▶ SUPPLIED MATERIAL:

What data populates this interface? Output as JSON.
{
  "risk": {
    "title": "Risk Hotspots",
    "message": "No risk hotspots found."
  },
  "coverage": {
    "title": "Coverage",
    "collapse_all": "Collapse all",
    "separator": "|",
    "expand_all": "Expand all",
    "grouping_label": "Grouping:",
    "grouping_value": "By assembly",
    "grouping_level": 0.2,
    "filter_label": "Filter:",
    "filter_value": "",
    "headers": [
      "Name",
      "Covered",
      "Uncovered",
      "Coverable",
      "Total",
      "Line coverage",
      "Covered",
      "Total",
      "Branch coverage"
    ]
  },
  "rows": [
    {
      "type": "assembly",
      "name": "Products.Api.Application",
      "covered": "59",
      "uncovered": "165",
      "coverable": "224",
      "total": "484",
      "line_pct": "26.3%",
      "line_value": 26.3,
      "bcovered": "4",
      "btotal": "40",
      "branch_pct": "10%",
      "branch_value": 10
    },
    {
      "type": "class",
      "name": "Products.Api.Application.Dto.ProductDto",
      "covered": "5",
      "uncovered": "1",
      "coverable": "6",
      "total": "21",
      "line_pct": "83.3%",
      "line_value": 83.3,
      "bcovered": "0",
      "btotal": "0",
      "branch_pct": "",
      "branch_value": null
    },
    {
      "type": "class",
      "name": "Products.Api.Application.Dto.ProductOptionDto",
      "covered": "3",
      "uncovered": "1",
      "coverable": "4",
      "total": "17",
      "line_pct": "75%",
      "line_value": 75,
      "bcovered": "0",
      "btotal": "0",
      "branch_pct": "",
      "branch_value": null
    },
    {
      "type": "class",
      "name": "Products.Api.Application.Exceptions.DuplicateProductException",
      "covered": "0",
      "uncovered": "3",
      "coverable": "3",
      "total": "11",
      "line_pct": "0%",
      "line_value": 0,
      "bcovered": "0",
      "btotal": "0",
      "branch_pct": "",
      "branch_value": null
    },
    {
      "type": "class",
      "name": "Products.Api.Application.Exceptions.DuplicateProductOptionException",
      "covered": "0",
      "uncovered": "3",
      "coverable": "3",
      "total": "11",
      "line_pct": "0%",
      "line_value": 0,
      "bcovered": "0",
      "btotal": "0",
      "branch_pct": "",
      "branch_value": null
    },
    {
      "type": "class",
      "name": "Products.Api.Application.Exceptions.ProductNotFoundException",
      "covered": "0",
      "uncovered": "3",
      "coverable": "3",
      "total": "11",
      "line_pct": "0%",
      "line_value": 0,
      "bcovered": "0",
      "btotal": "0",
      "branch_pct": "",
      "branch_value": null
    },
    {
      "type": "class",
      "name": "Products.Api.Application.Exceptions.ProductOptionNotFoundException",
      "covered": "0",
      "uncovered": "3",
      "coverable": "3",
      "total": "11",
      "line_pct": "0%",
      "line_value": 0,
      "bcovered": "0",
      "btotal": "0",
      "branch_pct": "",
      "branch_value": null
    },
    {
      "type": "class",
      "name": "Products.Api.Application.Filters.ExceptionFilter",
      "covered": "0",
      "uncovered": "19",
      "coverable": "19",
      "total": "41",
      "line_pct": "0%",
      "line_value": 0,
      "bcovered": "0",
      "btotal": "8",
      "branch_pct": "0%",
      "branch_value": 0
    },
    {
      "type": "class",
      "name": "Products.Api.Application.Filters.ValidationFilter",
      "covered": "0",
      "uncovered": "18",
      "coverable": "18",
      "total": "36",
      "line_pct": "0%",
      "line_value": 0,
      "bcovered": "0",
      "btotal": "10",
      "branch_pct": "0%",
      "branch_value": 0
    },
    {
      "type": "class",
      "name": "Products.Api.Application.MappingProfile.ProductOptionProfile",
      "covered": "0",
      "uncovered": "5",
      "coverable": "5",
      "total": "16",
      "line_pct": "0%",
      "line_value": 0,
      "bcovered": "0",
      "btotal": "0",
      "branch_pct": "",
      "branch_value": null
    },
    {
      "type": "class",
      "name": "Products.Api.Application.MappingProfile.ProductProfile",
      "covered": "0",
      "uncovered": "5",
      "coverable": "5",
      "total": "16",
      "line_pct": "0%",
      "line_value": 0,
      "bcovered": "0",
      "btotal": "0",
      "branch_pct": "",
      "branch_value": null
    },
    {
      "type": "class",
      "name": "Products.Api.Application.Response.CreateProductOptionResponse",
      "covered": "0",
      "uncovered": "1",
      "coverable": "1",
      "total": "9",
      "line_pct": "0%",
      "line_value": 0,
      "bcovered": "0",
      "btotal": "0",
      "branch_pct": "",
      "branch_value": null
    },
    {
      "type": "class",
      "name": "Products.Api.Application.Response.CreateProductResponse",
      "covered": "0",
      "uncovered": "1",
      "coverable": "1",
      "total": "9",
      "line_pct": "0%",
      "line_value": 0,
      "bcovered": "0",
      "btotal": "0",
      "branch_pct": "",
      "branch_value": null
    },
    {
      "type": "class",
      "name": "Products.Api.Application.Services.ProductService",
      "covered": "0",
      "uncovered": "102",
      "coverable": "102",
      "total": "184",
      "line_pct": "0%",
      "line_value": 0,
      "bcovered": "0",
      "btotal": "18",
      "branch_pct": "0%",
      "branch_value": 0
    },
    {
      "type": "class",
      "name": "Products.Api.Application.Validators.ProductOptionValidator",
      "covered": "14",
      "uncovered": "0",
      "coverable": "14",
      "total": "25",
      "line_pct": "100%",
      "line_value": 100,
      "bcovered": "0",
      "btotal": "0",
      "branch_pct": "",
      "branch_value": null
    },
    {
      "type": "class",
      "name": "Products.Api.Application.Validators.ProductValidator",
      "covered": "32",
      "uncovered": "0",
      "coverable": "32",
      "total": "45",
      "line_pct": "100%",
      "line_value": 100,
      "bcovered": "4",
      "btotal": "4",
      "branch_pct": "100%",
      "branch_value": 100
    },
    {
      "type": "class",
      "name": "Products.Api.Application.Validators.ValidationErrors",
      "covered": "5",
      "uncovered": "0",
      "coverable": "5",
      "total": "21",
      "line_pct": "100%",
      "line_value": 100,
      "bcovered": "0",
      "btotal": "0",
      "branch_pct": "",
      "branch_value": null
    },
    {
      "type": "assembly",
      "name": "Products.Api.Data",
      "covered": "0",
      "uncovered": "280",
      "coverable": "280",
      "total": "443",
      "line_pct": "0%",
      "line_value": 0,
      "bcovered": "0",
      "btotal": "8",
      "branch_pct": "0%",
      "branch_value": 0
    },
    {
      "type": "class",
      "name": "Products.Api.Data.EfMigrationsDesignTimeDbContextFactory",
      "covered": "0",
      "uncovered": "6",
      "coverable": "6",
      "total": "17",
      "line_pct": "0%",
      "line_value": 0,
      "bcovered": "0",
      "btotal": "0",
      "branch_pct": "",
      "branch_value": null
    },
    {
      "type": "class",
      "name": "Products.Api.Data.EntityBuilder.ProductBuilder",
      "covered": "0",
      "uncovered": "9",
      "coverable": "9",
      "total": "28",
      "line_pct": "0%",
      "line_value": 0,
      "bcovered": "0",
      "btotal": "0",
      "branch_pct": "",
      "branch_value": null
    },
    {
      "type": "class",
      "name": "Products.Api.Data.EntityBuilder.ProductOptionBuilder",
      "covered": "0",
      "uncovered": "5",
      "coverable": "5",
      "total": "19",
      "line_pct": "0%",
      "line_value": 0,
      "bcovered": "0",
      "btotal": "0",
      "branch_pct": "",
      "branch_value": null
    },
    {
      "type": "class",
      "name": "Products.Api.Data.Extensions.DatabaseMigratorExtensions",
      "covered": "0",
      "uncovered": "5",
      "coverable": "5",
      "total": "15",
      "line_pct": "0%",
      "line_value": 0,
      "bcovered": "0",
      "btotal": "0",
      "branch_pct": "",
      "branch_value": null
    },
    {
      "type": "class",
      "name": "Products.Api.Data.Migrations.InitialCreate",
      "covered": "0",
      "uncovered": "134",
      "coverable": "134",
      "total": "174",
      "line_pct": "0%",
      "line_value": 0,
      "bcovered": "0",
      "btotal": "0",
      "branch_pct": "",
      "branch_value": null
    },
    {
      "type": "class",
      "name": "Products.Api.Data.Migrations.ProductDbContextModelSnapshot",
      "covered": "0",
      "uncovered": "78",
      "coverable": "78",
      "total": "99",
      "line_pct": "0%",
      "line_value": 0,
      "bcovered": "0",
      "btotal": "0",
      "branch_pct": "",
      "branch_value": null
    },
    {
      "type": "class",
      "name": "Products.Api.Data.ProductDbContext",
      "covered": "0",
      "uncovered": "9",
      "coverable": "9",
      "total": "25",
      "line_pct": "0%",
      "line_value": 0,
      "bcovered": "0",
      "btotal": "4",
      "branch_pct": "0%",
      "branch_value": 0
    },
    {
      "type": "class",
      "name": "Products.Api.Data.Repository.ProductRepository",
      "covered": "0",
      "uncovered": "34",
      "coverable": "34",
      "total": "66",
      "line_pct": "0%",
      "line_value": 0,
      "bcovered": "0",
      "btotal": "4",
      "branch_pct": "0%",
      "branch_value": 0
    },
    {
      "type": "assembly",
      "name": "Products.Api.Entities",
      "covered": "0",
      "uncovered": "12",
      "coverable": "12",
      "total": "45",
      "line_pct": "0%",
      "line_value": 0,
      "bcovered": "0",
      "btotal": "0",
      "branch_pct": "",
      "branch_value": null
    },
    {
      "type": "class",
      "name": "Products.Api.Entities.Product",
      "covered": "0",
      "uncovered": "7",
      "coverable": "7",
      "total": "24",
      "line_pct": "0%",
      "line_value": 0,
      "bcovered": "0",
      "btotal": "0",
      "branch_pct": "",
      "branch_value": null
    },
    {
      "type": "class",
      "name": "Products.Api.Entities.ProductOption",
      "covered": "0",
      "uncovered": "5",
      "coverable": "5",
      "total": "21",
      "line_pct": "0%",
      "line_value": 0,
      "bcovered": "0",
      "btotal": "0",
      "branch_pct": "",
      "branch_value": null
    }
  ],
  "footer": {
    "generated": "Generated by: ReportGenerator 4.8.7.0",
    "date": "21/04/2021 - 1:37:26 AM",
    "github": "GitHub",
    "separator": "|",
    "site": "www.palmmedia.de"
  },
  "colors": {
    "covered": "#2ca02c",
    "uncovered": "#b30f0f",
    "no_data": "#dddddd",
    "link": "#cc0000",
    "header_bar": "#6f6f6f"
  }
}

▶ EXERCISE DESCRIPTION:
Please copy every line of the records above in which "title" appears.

▶ SOLVED PROBLEM:
    "title": "Risk Hotspots",
    "title": "Coverage",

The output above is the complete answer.